§ **WHAT IS BEING ASKED**
Which lines below include "time"? Copy them all.
[Start of section]
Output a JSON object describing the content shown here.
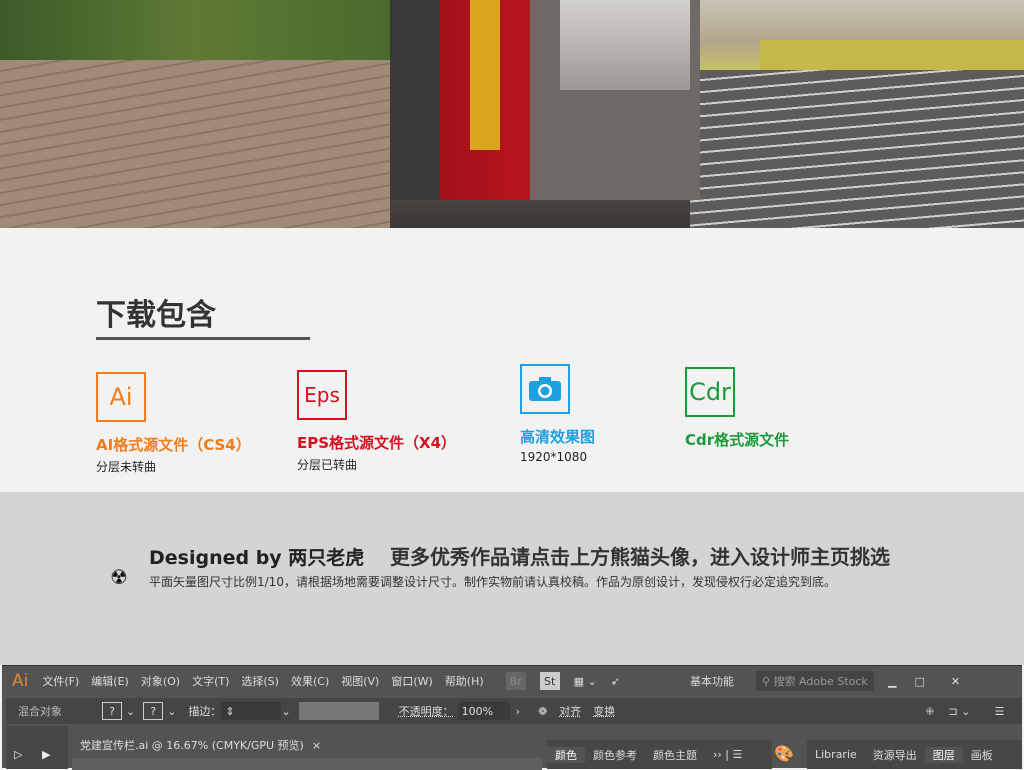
{
  "download": {
    "title": "下载包含",
    "formats": [
      {
        "icon": "Ai",
        "label": "AI格式源文件（CS4）",
        "sub": "分层未转曲",
        "color": "#f07c1a"
      },
      {
        "icon": "Eps",
        "label": "EPS格式源文件（X4）",
        "sub": "分层已转曲",
        "color": "#d7101e"
      },
      {
        "icon": "camera-icon",
        "label": "高清效果图",
        "sub": "1920*1080",
        "color": "#1fa0e0"
      },
      {
        "icon": "Cdr",
        "label": "Cdr格式源文件",
        "sub": "",
        "color": "#1b9a3b"
      }
    ]
  },
  "footer": {
    "designed": "Designed by 两只老虎",
    "more": "更多优秀作品请点击上方熊猫头像，进入设计师主页挑选",
    "note": "平面矢量图尺寸比例1/10，请根据场地需要调整设计尺寸。制作实物前请认真校稿。作品为原创设计，发现侵权行必定追究到底。"
  },
  "illustrator": {
    "logo": "Ai",
    "menu": [
      "文件(F)",
      "编辑(E)",
      "对象(O)",
      "文字(T)",
      "选择(S)",
      "效果(C)",
      "视图(V)",
      "窗口(W)",
      "帮助(H)"
    ],
    "br": "Br",
    "st": "St",
    "workspace": "基本功能",
    "search_placeholder": "搜索 Adobe Stock",
    "control": {
      "object": "混合对象",
      "q": "?",
      "stroke": "描边：",
      "opacity_label": "不透明度：",
      "opacity": "100%",
      "align": "对齐",
      "transform": "变换"
    },
    "doc_tab": "党建宣传栏.ai @ 16.67% (CMYK/GPU 预览)",
    "close": "×",
    "panel_left": [
      "颜色",
      "颜色参考",
      "颜色主题"
    ],
    "panel_right": [
      "Librarie",
      "资源导出",
      "图层",
      "画板"
    ]
  }
}
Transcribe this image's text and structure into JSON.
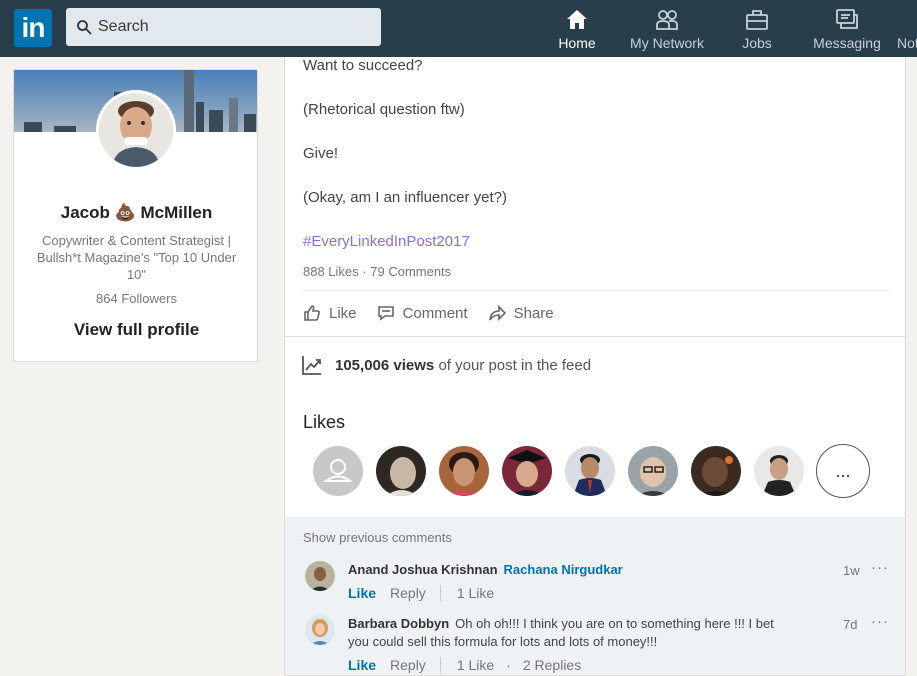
{
  "nav": {
    "logo": "in",
    "search_placeholder": "Search",
    "items": [
      {
        "label": "Home",
        "icon": "home-icon",
        "active": true
      },
      {
        "label": "My Network",
        "icon": "network-icon",
        "active": false
      },
      {
        "label": "Jobs",
        "icon": "briefcase-icon",
        "active": false
      },
      {
        "label": "Messaging",
        "icon": "messaging-icon",
        "active": false
      },
      {
        "label": "Not",
        "icon": "notifications-icon",
        "active": false
      }
    ]
  },
  "profile": {
    "name": "Jacob 💩 McMillen",
    "headline": "Copywriter & Content Strategist | Bullsh*t Magazine's \"Top 10 Under 10\"",
    "followers": "864 Followers",
    "link": "View full profile"
  },
  "post": {
    "lines": [
      "Want to succeed?",
      "(Rhetorical question ftw)",
      "Give!",
      "(Okay, am I an influencer yet?)"
    ],
    "hashtag": "#EveryLinkedInPost2017",
    "likes_count": "888 Likes",
    "comments_count": "79 Comments",
    "stats_sep": "·",
    "actions": {
      "like": "Like",
      "comment": "Comment",
      "share": "Share"
    },
    "views_number": "105,006 views",
    "views_rest": "of your post in the feed",
    "likes_title": "Likes",
    "more_likers": "..."
  },
  "comments": {
    "show_previous": "Show previous comments",
    "items": [
      {
        "author": "Anand Joshua Krishnan",
        "mention": "Rachana Nirgudkar",
        "text": "",
        "time": "1w",
        "menu": "···",
        "like": "Like",
        "reply": "Reply",
        "likes": "1 Like",
        "replies": ""
      },
      {
        "author": "Barbara Dobbyn",
        "mention": "",
        "text": "Oh oh oh!!! I think you are on to something here !!! I bet you could sell this formula for lots and lots of money!!!",
        "time": "7d",
        "menu": "···",
        "like": "Like",
        "reply": "Reply",
        "likes": "1 Like",
        "sep": "·",
        "replies": "2 Replies"
      }
    ]
  },
  "colors": {
    "nav_bg": "#283e4a",
    "brand": "#0073b1",
    "hashtag": "#8a6fd8",
    "comments_bg": "#eef2f5"
  }
}
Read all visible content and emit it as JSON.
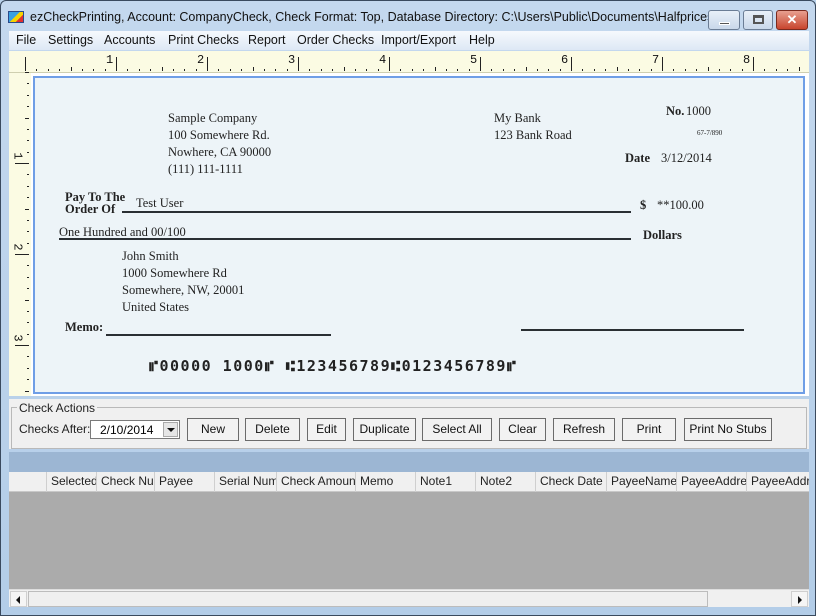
{
  "window": {
    "title": "ezCheckPrinting, Account: CompanyCheck, Check Format: Top, Database Directory: C:\\Users\\Public\\Documents\\Halfpricesoft...",
    "controls": {
      "minimize": "minimize",
      "maximize": "maximize",
      "close": "✕"
    }
  },
  "menu": [
    "File",
    "Settings",
    "Accounts",
    "Print Checks",
    "Report",
    "Order Checks",
    "Import/Export",
    "Help"
  ],
  "ruler": {
    "horizontal": [
      "1",
      "2",
      "3",
      "4",
      "5",
      "6",
      "7",
      "8"
    ],
    "vertical": [
      "1",
      "2",
      "3"
    ]
  },
  "check": {
    "company": {
      "name": "Sample Company",
      "address1": "100 Somewhere Rd.",
      "address2": "Nowhere, CA 90000",
      "phone": "(111) 111-1111"
    },
    "bank": {
      "name": "My Bank",
      "address": "123 Bank Road",
      "fraction": "67-7/890"
    },
    "number_label": "No.",
    "number": "1000",
    "date_label": "Date",
    "date": "3/12/2014",
    "pay_to_label_1": "Pay To The",
    "pay_to_label_2": "Order Of",
    "payee": "Test User",
    "currency_symbol": "$",
    "amount": "**100.00",
    "amount_words": "One Hundred  and 00/100",
    "dollars_label": "Dollars",
    "recipient": {
      "name": "John Smith",
      "address1": "1000 Somewhere Rd",
      "address2": "Somewhere, NW, 20001",
      "country": "United States"
    },
    "memo_label": "Memo:",
    "micr": "⑈00000 1000⑈ ⑆123456789⑆0123456789⑈"
  },
  "actions": {
    "group_label": "Check Actions",
    "checks_after_label": "Checks After:",
    "checks_after_value": "2/10/2014",
    "buttons": [
      "New",
      "Delete",
      "Edit",
      "Duplicate",
      "Select All",
      "Clear",
      "Refresh",
      "Print",
      "Print No Stubs"
    ]
  },
  "grid": {
    "columns": [
      "Selected",
      "Check Nu",
      "Payee",
      "Serial Num",
      "Check Amount",
      "Memo",
      "Note1",
      "Note2",
      "Check Date",
      "PayeeName",
      "PayeeAddre",
      "PayeeAddre"
    ],
    "rows": []
  }
}
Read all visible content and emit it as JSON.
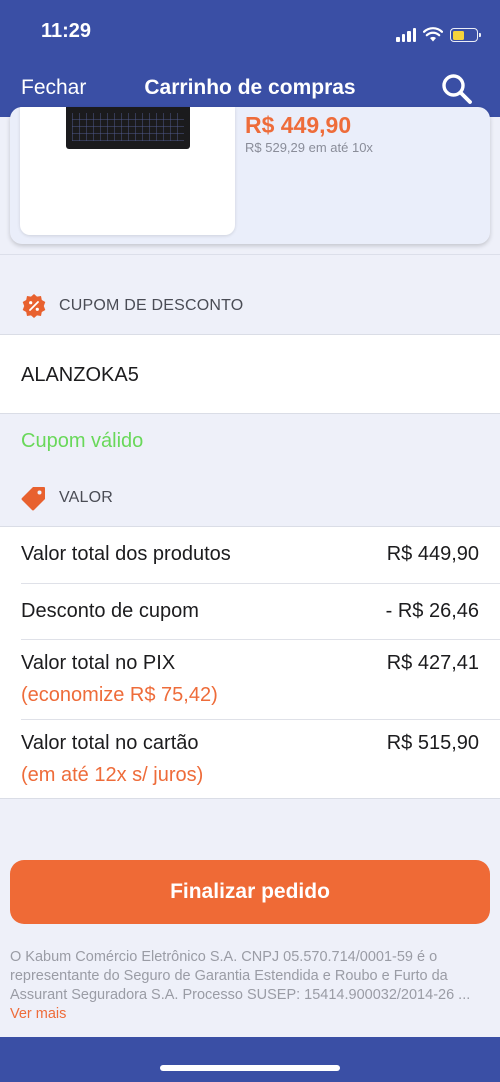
{
  "status_bar": {
    "time": "11:29"
  },
  "nav": {
    "close_label": "Fechar",
    "title": "Carrinho de compras",
    "search_icon": "search-icon"
  },
  "product": {
    "price": "R$ 449,90",
    "installments": "R$ 529,29 em até 10x"
  },
  "coupon": {
    "heading": "CUPOM DE DESCONTO",
    "value": "ALANZOKA5",
    "status": "Cupom válido"
  },
  "values": {
    "heading": "VALOR",
    "rows": [
      {
        "label": "Valor total dos produtos",
        "value": "R$ 449,90"
      },
      {
        "label": "Desconto de cupom",
        "value": "- R$ 26,46"
      },
      {
        "label": "Valor total no PIX",
        "value": "R$ 427,41",
        "note": "(economize R$ 75,42)"
      },
      {
        "label": "Valor total no cartão",
        "value": "R$ 515,90",
        "note": "(em até 12x s/ juros)"
      }
    ]
  },
  "cta": {
    "label": "Finalizar pedido"
  },
  "legal": {
    "text": "O Kabum Comércio Eletrônico S.A. CNPJ 05.570.714/0001-59 é o representante do Seguro de Garantia Estendida e Roubo e Furto da Assurant Seguradora S.A. Processo SUSEP: 15414.900032/2014-26 ...",
    "more": "Ver mais"
  },
  "colors": {
    "brand": "#3a4fa5",
    "accent": "#ef6a36",
    "valid": "#69d85a"
  }
}
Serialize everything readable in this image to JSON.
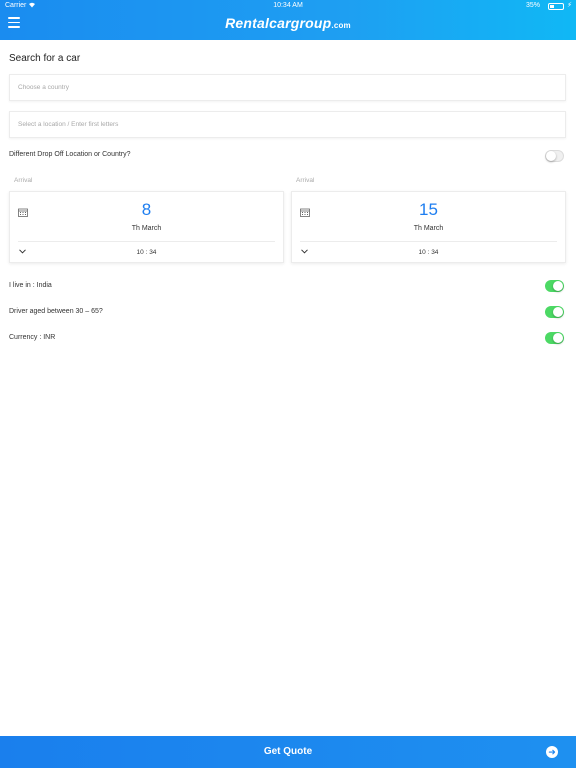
{
  "status_bar": {
    "carrier": "Carrier",
    "time": "10:34 AM",
    "battery_percent": "35%",
    "battery_level": 0.35
  },
  "header": {
    "logo_main": "Rentalcargroup",
    "logo_suffix": ".com",
    "menu_icon": "hamburger-icon"
  },
  "search": {
    "title": "Search for a car",
    "country_placeholder": "Choose a country",
    "location_placeholder": "Select a location / Enter first letters"
  },
  "drop_off": {
    "label": "Different Drop Off Location or Country?",
    "enabled": false
  },
  "pickup": {
    "label": "Arrival",
    "day": "8",
    "month": "Th March",
    "time": "10 : 34"
  },
  "dropoff_date": {
    "label": "Arrival",
    "day": "15",
    "month": "Th March",
    "time": "10 : 34"
  },
  "options": [
    {
      "label": "I live in : India",
      "enabled": true
    },
    {
      "label": "Driver aged between 30 – 65?",
      "enabled": true
    },
    {
      "label": "Currency : INR",
      "enabled": true
    }
  ],
  "footer": {
    "button_label": "Get Quote",
    "arrow_icon": "arrow-right-icon"
  },
  "colors": {
    "accent": "#1e85ef",
    "toggle_on": "#4cd964",
    "date_number": "#1e7ef0"
  }
}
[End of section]
§ **TASK ANSWER**
        "time": "1w",
        "time": "7d",
    "time": "11:29"
    "time": "10:34 AM",
    "time": "10 : 34"
    "time": "10 : 34"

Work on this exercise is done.